== ACTIVITY ==
Could you return all of the data exactly as given?

--------------------------------

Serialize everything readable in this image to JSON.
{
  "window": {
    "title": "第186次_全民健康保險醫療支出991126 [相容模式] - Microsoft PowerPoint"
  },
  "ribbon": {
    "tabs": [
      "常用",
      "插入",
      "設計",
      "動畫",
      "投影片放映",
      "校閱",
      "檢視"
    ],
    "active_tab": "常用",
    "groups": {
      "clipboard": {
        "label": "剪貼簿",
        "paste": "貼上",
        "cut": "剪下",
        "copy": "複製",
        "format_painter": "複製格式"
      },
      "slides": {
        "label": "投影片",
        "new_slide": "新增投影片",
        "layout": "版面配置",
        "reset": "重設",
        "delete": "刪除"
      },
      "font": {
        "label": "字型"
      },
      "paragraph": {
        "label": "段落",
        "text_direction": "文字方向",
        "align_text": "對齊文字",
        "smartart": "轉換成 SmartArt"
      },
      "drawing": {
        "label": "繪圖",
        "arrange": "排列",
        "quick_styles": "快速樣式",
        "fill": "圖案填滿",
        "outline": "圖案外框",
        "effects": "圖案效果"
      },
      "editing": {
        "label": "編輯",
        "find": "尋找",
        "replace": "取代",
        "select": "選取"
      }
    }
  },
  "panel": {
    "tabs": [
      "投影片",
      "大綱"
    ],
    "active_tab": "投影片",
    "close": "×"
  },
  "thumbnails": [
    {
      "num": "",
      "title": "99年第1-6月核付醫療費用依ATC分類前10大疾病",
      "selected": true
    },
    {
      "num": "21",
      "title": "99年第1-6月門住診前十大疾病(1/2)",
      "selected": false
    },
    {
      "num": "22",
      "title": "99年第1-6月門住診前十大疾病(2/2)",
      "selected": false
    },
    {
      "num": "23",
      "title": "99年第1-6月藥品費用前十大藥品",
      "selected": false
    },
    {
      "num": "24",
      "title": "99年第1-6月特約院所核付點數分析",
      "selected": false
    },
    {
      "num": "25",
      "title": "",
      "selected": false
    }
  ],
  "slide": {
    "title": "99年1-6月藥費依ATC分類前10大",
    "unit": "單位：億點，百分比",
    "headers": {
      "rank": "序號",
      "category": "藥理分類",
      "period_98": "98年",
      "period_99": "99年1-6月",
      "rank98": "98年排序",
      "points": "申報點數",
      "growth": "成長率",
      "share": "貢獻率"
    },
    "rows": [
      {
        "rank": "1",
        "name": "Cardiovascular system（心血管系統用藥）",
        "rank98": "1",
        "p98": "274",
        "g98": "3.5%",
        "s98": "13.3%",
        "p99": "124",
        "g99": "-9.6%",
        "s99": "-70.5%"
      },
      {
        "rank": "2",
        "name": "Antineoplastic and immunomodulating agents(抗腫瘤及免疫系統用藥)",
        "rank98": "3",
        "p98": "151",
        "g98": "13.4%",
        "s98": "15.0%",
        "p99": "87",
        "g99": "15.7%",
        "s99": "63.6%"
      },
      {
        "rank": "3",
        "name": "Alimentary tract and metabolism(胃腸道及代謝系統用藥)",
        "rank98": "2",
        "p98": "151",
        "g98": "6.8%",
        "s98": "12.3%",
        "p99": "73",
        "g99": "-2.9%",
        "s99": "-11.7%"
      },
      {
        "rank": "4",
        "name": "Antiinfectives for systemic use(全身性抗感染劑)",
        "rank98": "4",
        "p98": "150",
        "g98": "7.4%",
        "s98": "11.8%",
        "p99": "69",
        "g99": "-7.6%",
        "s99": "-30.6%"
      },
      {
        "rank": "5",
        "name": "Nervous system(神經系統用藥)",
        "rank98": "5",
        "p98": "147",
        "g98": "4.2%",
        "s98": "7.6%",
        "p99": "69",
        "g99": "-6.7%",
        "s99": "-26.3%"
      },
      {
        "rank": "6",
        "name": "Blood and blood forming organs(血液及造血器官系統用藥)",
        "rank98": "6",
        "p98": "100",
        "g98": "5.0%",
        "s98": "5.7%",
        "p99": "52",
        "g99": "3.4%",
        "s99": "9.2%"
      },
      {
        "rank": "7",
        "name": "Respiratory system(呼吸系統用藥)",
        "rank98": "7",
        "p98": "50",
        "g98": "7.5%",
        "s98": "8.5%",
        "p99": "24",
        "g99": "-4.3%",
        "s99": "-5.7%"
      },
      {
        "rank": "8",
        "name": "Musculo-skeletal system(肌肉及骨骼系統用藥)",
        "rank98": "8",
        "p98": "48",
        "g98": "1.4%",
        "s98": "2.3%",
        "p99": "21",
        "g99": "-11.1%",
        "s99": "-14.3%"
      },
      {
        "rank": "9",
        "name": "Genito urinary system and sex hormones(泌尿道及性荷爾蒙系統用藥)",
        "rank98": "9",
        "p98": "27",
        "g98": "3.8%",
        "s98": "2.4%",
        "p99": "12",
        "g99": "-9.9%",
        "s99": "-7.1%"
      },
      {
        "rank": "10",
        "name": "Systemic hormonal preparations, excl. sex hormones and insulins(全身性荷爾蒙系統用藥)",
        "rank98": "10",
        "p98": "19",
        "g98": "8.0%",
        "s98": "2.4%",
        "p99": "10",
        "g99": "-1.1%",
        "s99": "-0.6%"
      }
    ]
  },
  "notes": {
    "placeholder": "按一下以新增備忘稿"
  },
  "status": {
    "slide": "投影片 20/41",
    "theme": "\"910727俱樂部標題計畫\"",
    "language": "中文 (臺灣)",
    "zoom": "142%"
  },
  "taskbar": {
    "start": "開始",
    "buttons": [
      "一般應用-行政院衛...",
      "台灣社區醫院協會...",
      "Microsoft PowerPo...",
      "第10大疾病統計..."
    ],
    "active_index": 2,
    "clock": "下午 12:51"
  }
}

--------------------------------

== RESPONSE TO THIS TASK ==
Serialize everything readable in this image to JSON.
{
  "window": {
    "title": "第186次_全民健康保險醫療支出991126 [相容模式] - Microsoft PowerPoint"
  },
  "ribbon": {
    "tabs": [
      "常用",
      "插入",
      "設計",
      "動畫",
      "投影片放映",
      "校閱",
      "檢視"
    ],
    "active_tab": "常用",
    "groups": {
      "clipboard": {
        "label": "剪貼簿",
        "paste": "貼上",
        "cut": "剪下",
        "copy": "複製",
        "format_painter": "複製格式"
      },
      "slides": {
        "label": "投影片",
        "new_slide": "新增投影片",
        "layout": "版面配置",
        "reset": "重設",
        "delete": "刪除"
      },
      "font": {
        "label": "字型"
      },
      "paragraph": {
        "label": "段落",
        "text_direction": "文字方向",
        "align_text": "對齊文字",
        "smartart": "轉換成 SmartArt"
      },
      "drawing": {
        "label": "繪圖",
        "arrange": "排列",
        "quick_styles": "快速樣式",
        "fill": "圖案填滿",
        "outline": "圖案外框",
        "effects": "圖案效果"
      },
      "editing": {
        "label": "編輯",
        "find": "尋找",
        "replace": "取代",
        "select": "選取"
      }
    }
  },
  "panel": {
    "tabs": [
      "投影片",
      "大綱"
    ],
    "active_tab": "投影片",
    "close": "×"
  },
  "thumbnails": [
    {
      "num": "",
      "title": "99年第1-6月核付醫療費用依ATC分類前10大疾病",
      "selected": true
    },
    {
      "num": "21",
      "title": "99年第1-6月門住診前十大疾病(1/2)",
      "selected": false
    },
    {
      "num": "22",
      "title": "99年第1-6月門住診前十大疾病(2/2)",
      "selected": false
    },
    {
      "num": "23",
      "title": "99年第1-6月藥品費用前十大藥品",
      "selected": false
    },
    {
      "num": "24",
      "title": "99年第1-6月特約院所核付點數分析",
      "selected": false
    },
    {
      "num": "25",
      "title": "",
      "selected": false
    }
  ],
  "slide": {
    "title": "99年1-6月藥費依ATC分類前10大",
    "unit": "單位：億點，百分比",
    "headers": {
      "rank": "序號",
      "category": "藥理分類",
      "period_98": "98年",
      "period_99": "99年1-6月",
      "rank98": "98年排序",
      "points": "申報點數",
      "growth": "成長率",
      "share": "貢獻率"
    },
    "rows": [
      {
        "rank": "1",
        "name": "Cardiovascular system（心血管系統用藥）",
        "rank98": "1",
        "p98": "274",
        "g98": "3.5%",
        "s98": "13.3%",
        "p99": "124",
        "g99": "-9.6%",
        "s99": "-70.5%"
      },
      {
        "rank": "2",
        "name": "Antineoplastic and immunomodulating agents(抗腫瘤及免疫系統用藥)",
        "rank98": "3",
        "p98": "151",
        "g98": "13.4%",
        "s98": "15.0%",
        "p99": "87",
        "g99": "15.7%",
        "s99": "63.6%"
      },
      {
        "rank": "3",
        "name": "Alimentary tract and metabolism(胃腸道及代謝系統用藥)",
        "rank98": "2",
        "p98": "151",
        "g98": "6.8%",
        "s98": "12.3%",
        "p99": "73",
        "g99": "-2.9%",
        "s99": "-11.7%"
      },
      {
        "rank": "4",
        "name": "Antiinfectives for systemic use(全身性抗感染劑)",
        "rank98": "4",
        "p98": "150",
        "g98": "7.4%",
        "s98": "11.8%",
        "p99": "69",
        "g99": "-7.6%",
        "s99": "-30.6%"
      },
      {
        "rank": "5",
        "name": "Nervous system(神經系統用藥)",
        "rank98": "5",
        "p98": "147",
        "g98": "4.2%",
        "s98": "7.6%",
        "p99": "69",
        "g99": "-6.7%",
        "s99": "-26.3%"
      },
      {
        "rank": "6",
        "name": "Blood and blood forming organs(血液及造血器官系統用藥)",
        "rank98": "6",
        "p98": "100",
        "g98": "5.0%",
        "s98": "5.7%",
        "p99": "52",
        "g99": "3.4%",
        "s99": "9.2%"
      },
      {
        "rank": "7",
        "name": "Respiratory system(呼吸系統用藥)",
        "rank98": "7",
        "p98": "50",
        "g98": "7.5%",
        "s98": "8.5%",
        "p99": "24",
        "g99": "-4.3%",
        "s99": "-5.7%"
      },
      {
        "rank": "8",
        "name": "Musculo-skeletal system(肌肉及骨骼系統用藥)",
        "rank98": "8",
        "p98": "48",
        "g98": "1.4%",
        "s98": "2.3%",
        "p99": "21",
        "g99": "-11.1%",
        "s99": "-14.3%"
      },
      {
        "rank": "9",
        "name": "Genito urinary system and sex hormones(泌尿道及性荷爾蒙系統用藥)",
        "rank98": "9",
        "p98": "27",
        "g98": "3.8%",
        "s98": "2.4%",
        "p99": "12",
        "g99": "-9.9%",
        "s99": "-7.1%"
      },
      {
        "rank": "10",
        "name": "Systemic hormonal preparations, excl. sex hormones and insulins(全身性荷爾蒙系統用藥)",
        "rank98": "10",
        "p98": "19",
        "g98": "8.0%",
        "s98": "2.4%",
        "p99": "10",
        "g99": "-1.1%",
        "s99": "-0.6%"
      }
    ]
  },
  "notes": {
    "placeholder": "按一下以新增備忘稿"
  },
  "status": {
    "slide": "投影片 20/41",
    "theme": "\"910727俱樂部標題計畫\"",
    "language": "中文 (臺灣)",
    "zoom": "142%"
  },
  "taskbar": {
    "start": "開始",
    "buttons": [
      "一般應用-行政院衛...",
      "台灣社區醫院協會...",
      "Microsoft PowerPo...",
      "第10大疾病統計..."
    ],
    "active_index": 2,
    "clock": "下午 12:51"
  }
}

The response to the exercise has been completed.